The President Is Texting U Fcc Approves Emergency Mobile Device Text Alerts
Text messaging on mobile devices has grown from banter between teenagers to a new emergency notification system for cell phones, as approved Wednesday by the Federal Communications Commission.
The FCC said the new rules "support the ability of the nation's wireless carriers to transmit timely and accurate alerts, warnings and critical information to the cell phones and other mobile devices of consumers during disasters or other emergencies." The policy meets the requirements of the federal Warning, Alert and Response Network Act, whose acronym is, appropriately, WARN.
Levels of Emergency Messages
When fully operational, the Commercial Mobile Alert System, or CMAS, will be able to deliver alerts to participating wireless services. Those carriers will forward text-based alerts to their subscribers, and the FCC said that, as technology evolves for greater bandwidth, CMAS may some day include audio and video emergency messages as well.
To accommodate wireless subscribers with disabilities, the rules require that participating carriers transmit messages with "vibration cadence" and audio attention signals.
There are three types of messages that will be delivered.

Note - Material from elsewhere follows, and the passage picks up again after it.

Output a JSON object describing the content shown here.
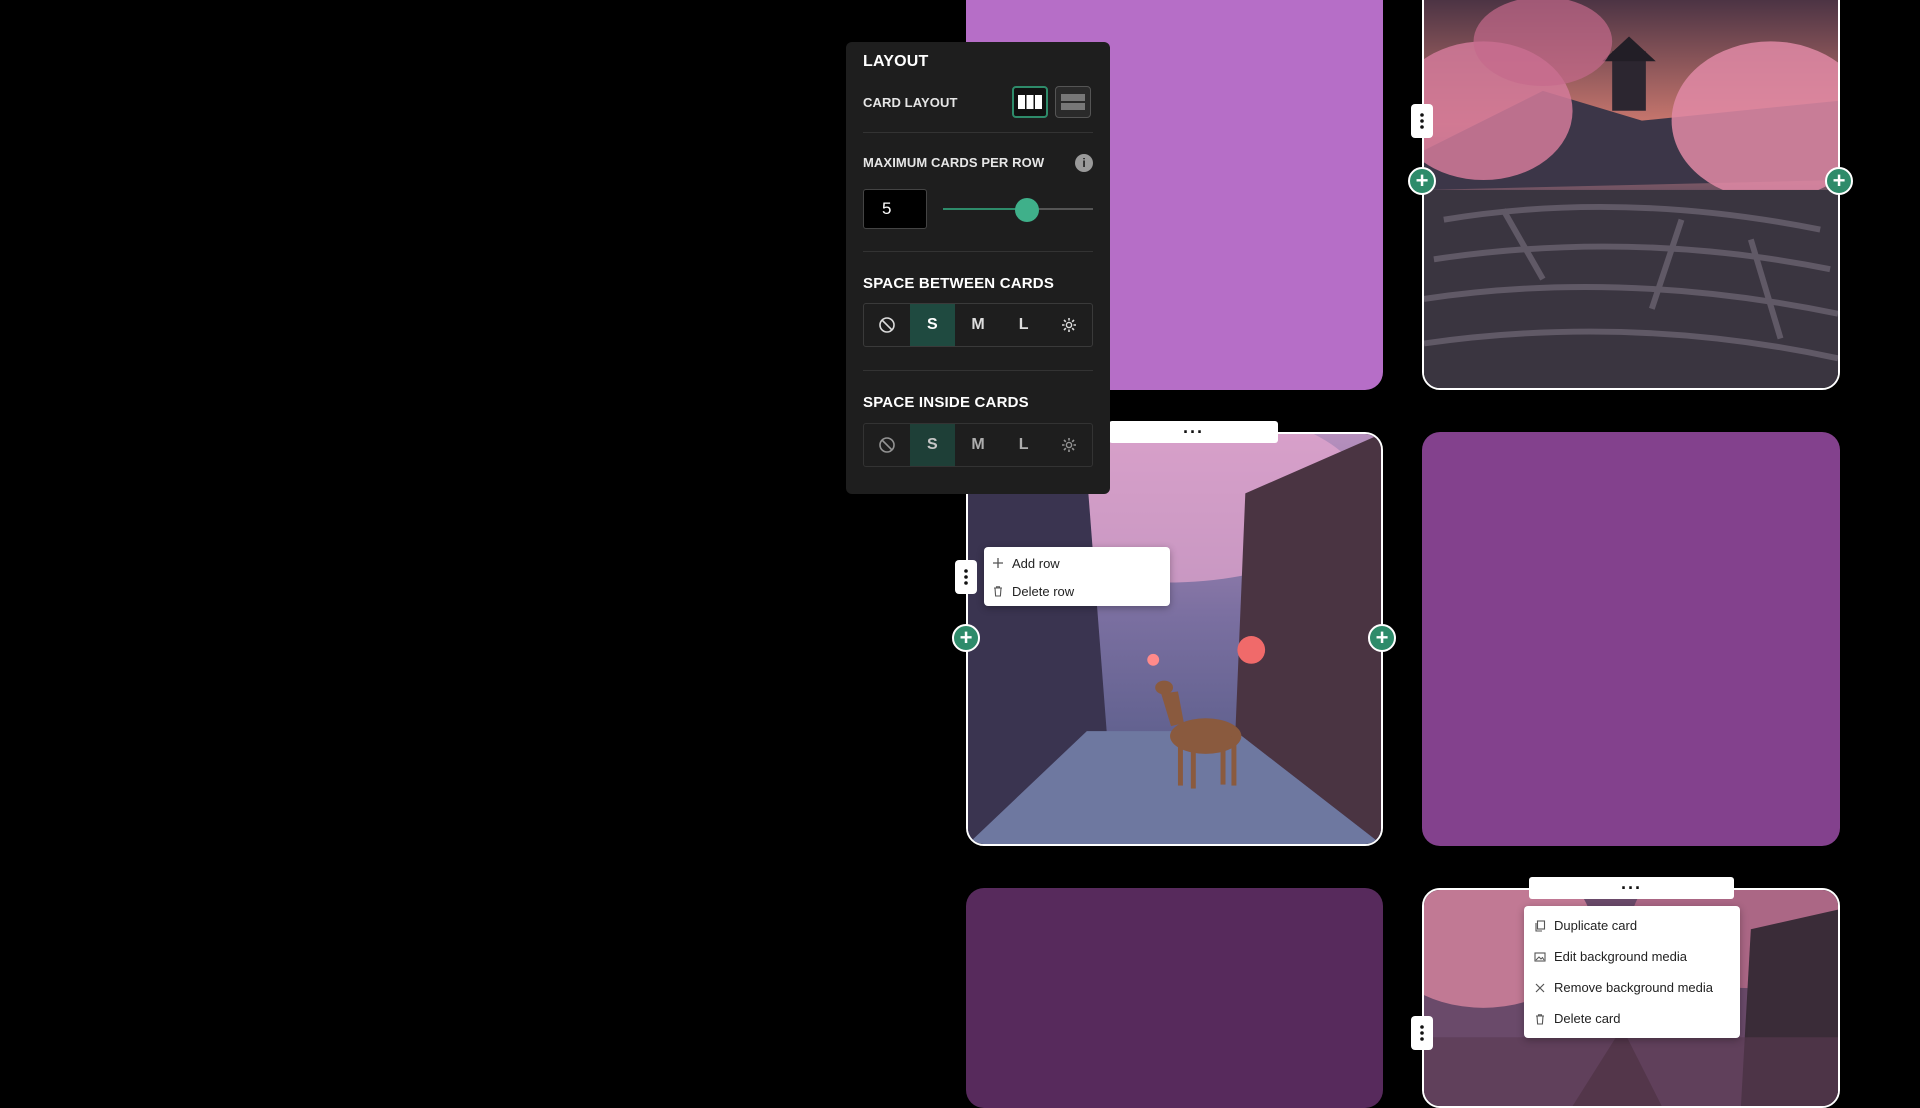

The top level is Presidential Alerts, related to national emergencies. The second level is Imminent Threat Alerts, with information on emergencies that could pose imminent risks. The third is an extension of the Child Abduction Emergency or AMBER alerts, an existing system that transmits alerts about children missing or endangered because of an abduction or runaway situation.
Subscribers with roaming agreements will need to have a mobile device configured to receive alerts in the network to which they've moved.
'Not a New Set of Technologies'
Peter Jarich, an analyst with industry research firm Current Analysis, said that, "unless the costs of implementing this are prohibitive," he expects a number of carriers to participate if its availability is widely publicized. Otherwise, he noted, "it could look bad if [they] didn't."
Although the costs of carrier participation are not evident, Jarich noted that "we're talking about text messaging, not a new set of technologies or a new network."
But the FCC did have a setback recently in trying to establish a new network for emergency communication. The recently completed auction of frequencies in the 700-MHz spectrum included the upper 700-MHz D block. But the FCC had to de-link it from the rest of the auction, saying the bids had not met the $1.3 billion minimum price.
The D block was established for a public/private partnership that would guarantee public-safety agencies bandwidth access in emergencies. The FCC has said it will need to "consider its options for how to license this spectrum."